▶ _Assignment_
For every line of the records below that holds "gear", add one. Give only the final total.

── Data extract

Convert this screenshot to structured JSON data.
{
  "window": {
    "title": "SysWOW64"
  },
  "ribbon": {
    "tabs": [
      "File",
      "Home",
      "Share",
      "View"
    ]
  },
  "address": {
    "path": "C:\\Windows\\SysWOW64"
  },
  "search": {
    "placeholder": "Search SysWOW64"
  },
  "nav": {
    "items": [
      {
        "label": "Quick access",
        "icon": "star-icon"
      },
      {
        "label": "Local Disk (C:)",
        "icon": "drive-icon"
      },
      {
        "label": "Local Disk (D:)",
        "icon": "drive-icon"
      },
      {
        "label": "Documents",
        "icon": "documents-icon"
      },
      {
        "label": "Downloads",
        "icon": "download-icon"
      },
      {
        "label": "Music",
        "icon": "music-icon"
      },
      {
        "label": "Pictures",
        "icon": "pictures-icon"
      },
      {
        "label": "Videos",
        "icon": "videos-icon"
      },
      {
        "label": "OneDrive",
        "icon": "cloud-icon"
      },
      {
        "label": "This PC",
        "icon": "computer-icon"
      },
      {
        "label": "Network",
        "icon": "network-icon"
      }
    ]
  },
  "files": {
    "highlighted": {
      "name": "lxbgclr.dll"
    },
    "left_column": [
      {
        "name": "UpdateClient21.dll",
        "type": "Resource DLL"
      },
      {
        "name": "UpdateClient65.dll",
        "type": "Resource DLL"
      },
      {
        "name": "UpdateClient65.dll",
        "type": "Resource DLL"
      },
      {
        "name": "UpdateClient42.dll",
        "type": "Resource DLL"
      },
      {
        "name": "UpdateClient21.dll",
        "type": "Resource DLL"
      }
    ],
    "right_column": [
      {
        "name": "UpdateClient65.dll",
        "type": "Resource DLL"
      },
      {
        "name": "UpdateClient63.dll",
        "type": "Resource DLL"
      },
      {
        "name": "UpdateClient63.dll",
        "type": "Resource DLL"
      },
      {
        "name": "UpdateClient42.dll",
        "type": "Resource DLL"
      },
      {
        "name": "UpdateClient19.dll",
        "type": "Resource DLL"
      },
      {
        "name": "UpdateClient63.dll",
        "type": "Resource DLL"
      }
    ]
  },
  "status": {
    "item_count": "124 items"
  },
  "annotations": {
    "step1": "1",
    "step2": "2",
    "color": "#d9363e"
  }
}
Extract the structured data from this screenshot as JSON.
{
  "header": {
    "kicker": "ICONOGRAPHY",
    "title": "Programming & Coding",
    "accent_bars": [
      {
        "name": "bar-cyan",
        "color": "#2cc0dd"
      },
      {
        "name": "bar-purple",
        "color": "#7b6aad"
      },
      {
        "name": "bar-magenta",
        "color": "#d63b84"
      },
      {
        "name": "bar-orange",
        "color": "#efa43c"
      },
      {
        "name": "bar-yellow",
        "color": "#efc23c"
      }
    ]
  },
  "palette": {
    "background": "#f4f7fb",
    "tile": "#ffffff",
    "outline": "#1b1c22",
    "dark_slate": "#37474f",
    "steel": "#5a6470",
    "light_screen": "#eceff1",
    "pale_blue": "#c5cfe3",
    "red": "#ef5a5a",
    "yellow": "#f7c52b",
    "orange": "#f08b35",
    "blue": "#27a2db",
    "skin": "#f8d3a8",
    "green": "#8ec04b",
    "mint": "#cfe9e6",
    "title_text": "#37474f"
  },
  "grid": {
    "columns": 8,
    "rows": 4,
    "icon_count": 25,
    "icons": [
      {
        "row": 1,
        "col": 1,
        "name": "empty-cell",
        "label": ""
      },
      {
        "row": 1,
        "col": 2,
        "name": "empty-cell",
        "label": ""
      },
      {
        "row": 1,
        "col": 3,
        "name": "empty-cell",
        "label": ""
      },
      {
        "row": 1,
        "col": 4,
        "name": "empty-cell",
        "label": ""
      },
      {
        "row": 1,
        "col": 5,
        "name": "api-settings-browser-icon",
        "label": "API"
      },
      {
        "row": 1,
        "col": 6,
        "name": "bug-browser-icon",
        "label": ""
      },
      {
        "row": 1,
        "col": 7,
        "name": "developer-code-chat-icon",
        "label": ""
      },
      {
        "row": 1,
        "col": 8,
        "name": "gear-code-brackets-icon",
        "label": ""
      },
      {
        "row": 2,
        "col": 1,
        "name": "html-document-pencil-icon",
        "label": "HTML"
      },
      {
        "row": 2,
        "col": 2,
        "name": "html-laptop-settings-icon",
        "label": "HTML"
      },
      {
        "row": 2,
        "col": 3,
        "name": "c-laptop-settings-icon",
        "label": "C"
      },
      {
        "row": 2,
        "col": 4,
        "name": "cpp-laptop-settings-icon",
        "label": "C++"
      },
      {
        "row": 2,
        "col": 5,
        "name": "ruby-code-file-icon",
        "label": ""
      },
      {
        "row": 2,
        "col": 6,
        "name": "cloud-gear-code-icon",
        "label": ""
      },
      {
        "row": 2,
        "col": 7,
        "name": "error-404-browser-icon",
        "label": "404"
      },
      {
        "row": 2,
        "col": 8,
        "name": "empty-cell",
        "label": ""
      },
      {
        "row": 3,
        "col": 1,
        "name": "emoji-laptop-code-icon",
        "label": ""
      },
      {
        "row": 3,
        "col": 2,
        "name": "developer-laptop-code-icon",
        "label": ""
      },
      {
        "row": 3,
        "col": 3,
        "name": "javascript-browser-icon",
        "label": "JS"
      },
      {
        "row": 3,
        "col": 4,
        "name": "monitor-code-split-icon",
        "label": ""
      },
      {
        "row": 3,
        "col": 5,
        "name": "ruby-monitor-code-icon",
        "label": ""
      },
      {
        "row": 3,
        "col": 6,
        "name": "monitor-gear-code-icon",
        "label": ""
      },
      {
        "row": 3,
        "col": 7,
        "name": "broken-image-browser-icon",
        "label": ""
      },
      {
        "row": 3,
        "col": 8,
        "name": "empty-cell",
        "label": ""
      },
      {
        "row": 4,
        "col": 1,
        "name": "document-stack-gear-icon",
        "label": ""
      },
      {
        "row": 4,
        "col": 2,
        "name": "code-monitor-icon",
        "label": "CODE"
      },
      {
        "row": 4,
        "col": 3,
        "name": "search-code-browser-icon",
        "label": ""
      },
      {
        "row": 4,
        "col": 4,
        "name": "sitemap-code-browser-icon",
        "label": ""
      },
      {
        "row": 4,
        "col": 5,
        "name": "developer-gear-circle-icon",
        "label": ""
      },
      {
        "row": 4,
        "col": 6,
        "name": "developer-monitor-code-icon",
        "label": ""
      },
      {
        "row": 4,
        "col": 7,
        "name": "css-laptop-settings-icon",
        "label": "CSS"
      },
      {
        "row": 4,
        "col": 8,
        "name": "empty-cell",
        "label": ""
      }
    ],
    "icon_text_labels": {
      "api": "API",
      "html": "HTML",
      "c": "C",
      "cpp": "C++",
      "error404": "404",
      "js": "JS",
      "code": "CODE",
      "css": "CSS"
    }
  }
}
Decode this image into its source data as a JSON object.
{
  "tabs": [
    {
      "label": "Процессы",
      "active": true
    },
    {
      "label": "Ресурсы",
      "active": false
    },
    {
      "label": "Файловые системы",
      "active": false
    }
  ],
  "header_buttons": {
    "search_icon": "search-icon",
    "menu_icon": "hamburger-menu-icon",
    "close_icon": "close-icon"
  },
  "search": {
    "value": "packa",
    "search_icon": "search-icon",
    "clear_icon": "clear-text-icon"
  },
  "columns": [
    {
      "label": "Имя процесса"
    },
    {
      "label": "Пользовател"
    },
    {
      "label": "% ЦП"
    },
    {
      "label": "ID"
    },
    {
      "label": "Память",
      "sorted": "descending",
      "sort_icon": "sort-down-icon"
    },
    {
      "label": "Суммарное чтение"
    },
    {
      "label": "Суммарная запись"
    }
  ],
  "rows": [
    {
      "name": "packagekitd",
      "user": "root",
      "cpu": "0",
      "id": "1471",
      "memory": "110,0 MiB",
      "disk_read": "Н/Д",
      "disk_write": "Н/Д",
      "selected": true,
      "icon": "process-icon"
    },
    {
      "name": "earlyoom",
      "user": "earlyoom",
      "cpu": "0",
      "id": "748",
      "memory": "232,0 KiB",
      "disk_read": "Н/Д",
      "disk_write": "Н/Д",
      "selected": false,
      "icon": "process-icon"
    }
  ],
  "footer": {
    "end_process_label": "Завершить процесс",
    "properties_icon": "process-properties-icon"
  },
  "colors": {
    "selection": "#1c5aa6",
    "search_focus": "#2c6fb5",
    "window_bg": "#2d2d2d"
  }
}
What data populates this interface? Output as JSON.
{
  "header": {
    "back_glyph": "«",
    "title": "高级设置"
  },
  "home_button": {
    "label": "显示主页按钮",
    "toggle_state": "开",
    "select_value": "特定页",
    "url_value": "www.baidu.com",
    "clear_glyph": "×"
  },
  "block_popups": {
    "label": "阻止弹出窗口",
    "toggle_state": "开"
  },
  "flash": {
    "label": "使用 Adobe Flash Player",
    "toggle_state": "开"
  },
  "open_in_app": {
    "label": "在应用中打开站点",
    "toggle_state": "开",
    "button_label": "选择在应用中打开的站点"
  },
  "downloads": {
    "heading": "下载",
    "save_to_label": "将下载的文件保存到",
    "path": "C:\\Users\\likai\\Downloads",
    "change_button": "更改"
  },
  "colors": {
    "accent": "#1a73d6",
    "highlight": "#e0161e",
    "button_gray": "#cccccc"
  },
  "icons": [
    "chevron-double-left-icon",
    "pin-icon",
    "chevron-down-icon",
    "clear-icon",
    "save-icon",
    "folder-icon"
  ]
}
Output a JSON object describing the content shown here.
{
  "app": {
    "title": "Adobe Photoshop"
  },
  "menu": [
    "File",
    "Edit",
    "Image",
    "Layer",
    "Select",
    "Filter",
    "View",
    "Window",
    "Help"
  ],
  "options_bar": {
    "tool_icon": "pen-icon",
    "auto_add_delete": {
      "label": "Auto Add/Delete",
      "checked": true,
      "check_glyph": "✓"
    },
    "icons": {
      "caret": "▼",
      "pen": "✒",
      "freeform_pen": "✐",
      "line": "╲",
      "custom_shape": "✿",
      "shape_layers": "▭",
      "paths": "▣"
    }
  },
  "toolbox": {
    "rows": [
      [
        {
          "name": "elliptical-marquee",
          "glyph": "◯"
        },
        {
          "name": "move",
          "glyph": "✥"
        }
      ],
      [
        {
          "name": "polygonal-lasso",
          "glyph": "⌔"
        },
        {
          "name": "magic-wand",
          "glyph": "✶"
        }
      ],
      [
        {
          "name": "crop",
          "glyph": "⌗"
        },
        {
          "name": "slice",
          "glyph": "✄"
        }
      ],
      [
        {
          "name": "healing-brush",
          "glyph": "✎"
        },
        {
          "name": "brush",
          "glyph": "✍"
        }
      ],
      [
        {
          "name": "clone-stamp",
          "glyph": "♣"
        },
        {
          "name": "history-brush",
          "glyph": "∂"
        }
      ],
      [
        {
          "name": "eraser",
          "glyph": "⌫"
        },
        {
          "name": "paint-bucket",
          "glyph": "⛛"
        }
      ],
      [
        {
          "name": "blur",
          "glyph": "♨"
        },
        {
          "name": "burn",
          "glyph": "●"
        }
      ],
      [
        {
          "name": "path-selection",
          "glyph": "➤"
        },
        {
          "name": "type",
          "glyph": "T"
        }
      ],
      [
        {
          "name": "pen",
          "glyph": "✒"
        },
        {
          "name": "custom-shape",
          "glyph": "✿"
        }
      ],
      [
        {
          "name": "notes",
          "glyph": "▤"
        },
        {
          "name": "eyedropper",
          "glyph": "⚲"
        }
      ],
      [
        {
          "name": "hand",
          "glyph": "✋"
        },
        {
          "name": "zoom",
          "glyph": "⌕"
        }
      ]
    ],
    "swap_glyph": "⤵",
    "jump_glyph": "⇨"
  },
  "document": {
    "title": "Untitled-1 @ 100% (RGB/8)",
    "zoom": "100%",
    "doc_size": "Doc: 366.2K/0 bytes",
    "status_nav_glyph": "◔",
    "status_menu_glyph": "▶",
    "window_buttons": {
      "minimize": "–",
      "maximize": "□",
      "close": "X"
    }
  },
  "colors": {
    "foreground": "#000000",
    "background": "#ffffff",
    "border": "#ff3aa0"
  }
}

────

▶ _Response for this exercise_
5